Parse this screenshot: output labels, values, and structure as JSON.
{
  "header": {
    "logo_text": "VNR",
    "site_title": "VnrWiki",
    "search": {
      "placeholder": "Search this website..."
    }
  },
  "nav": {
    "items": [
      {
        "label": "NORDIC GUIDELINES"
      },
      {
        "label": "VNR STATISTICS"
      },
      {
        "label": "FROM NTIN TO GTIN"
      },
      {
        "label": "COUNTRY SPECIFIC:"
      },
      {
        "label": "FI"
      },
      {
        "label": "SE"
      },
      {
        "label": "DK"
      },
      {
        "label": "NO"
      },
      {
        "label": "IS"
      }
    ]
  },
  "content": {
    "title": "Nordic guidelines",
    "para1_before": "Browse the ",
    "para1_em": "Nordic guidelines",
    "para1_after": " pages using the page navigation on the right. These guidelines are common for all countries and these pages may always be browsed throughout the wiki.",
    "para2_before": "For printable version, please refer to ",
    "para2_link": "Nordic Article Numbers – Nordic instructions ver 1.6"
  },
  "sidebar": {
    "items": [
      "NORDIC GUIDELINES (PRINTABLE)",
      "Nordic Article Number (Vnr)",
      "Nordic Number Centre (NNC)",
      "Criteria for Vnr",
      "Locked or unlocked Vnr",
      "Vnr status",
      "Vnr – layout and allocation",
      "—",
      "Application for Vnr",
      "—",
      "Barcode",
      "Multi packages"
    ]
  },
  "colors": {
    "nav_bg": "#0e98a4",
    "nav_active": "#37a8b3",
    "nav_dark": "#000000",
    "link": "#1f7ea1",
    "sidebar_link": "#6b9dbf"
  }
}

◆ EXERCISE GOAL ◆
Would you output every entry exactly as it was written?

◆ COMPLETED EXERCISE ◆
Parse this screenshot: output labels, values, and structure as JSON.
{
  "header": {
    "logo_text": "VNR",
    "site_title": "VnrWiki",
    "search": {
      "placeholder": "Search this website..."
    }
  },
  "nav": {
    "items": [
      {
        "label": "NORDIC GUIDELINES"
      },
      {
        "label": "VNR STATISTICS"
      },
      {
        "label": "FROM NTIN TO GTIN"
      },
      {
        "label": "COUNTRY SPECIFIC:"
      },
      {
        "label": "FI"
      },
      {
        "label": "SE"
      },
      {
        "label": "DK"
      },
      {
        "label": "NO"
      },
      {
        "label": "IS"
      }
    ]
  },
  "content": {
    "title": "Nordic guidelines",
    "para1_before": "Browse the ",
    "para1_em": "Nordic guidelines",
    "para1_after": " pages using the page navigation on the right. These guidelines are common for all countries and these pages may always be browsed throughout the wiki.",
    "para2_before": "For printable version, please refer to ",
    "para2_link": "Nordic Article Numbers – Nordic instructions ver 1.6"
  },
  "sidebar": {
    "items": [
      "NORDIC GUIDELINES (PRINTABLE)",
      "Nordic Article Number (Vnr)",
      "Nordic Number Centre (NNC)",
      "Criteria for Vnr",
      "Locked or unlocked Vnr",
      "Vnr status",
      "Vnr – layout and allocation",
      "—",
      "Application for Vnr",
      "—",
      "Barcode",
      "Multi packages"
    ]
  },
  "colors": {
    "nav_bg": "#0e98a4",
    "nav_active": "#37a8b3",
    "nav_dark": "#000000",
    "link": "#1f7ea1",
    "sidebar_link": "#6b9dbf"
  }
}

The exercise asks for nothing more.